Liviu M. Matac1,2
1Academy of Economic Studies, Bucharest, Romania
2Carol Davila University, Bucharest, Romania
Corresponding author, e-mail: firstname.lastname@example.org
Running title: Economic added value and performance measurement
Keywords: economic added value, performance measurement
J Appl Econ Stat. 2017; 1(1): 37-45; Date of submission: 2017-01-29, Date of acceptance: 2017-03-26
Economic added value is an estimate of the true economic profit, or the amount of money which exceed the minimum amount accepted by investors. In other words, from the point of view of the shareholders, the economic added value represents the operational profit that exceeds the opportunity cost of the capital invested by them.
The economic added value indicator is not a new concept. It is nothing more than a variation of the residual profit mentioned by Alfred Marshall in 1890, with some adjustments to how profits and capital are calculated. Marshal defined the economic profit as the total net earnings deducting interest on invested capital calculated at the current rate. Added economic value has the advantage that it is conceptually simple and easy to explain to managers who do not have financial knowledge, can be calculated for the whole company, a business unit or a single office or assembly line and shows the importance of the funding structure used by each Company.

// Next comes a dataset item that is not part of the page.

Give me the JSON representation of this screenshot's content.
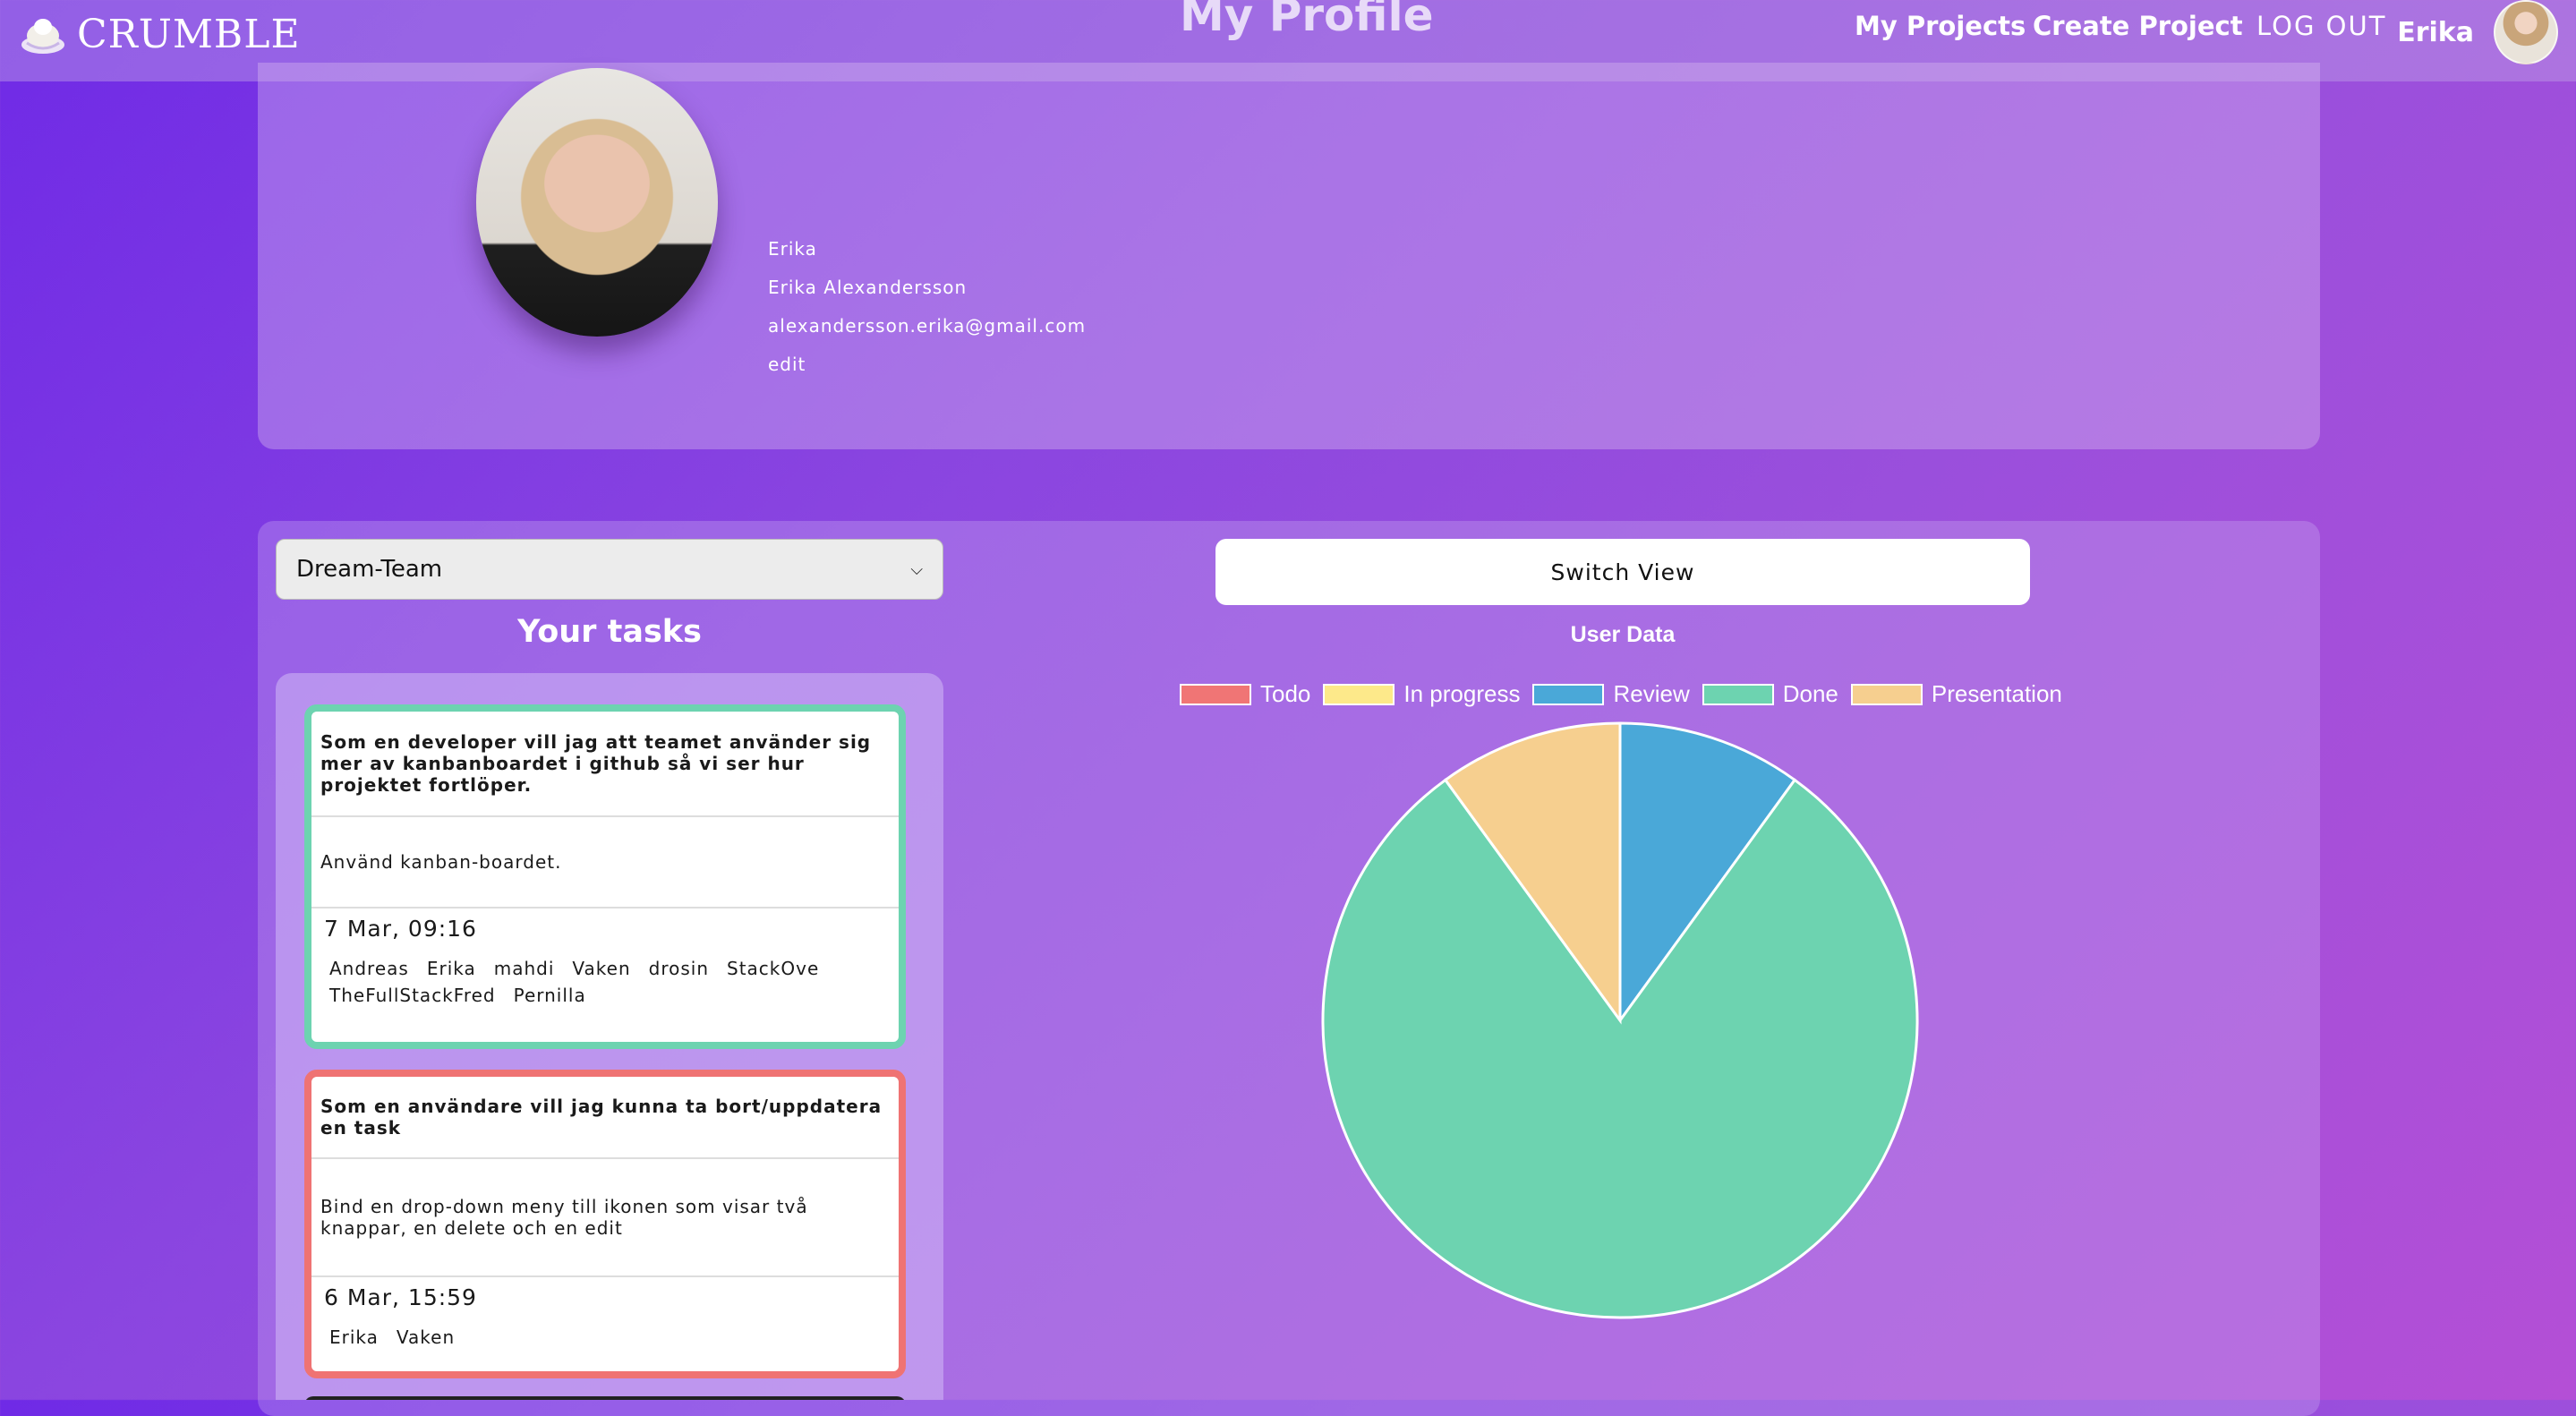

Often EVA is seen as a simple measure that faithfully plays the true picture of creating wealth for shareholders. Statistical reports show that EVA deployment is triggering an increase in company shares and causes managers to act as if they were shareholders.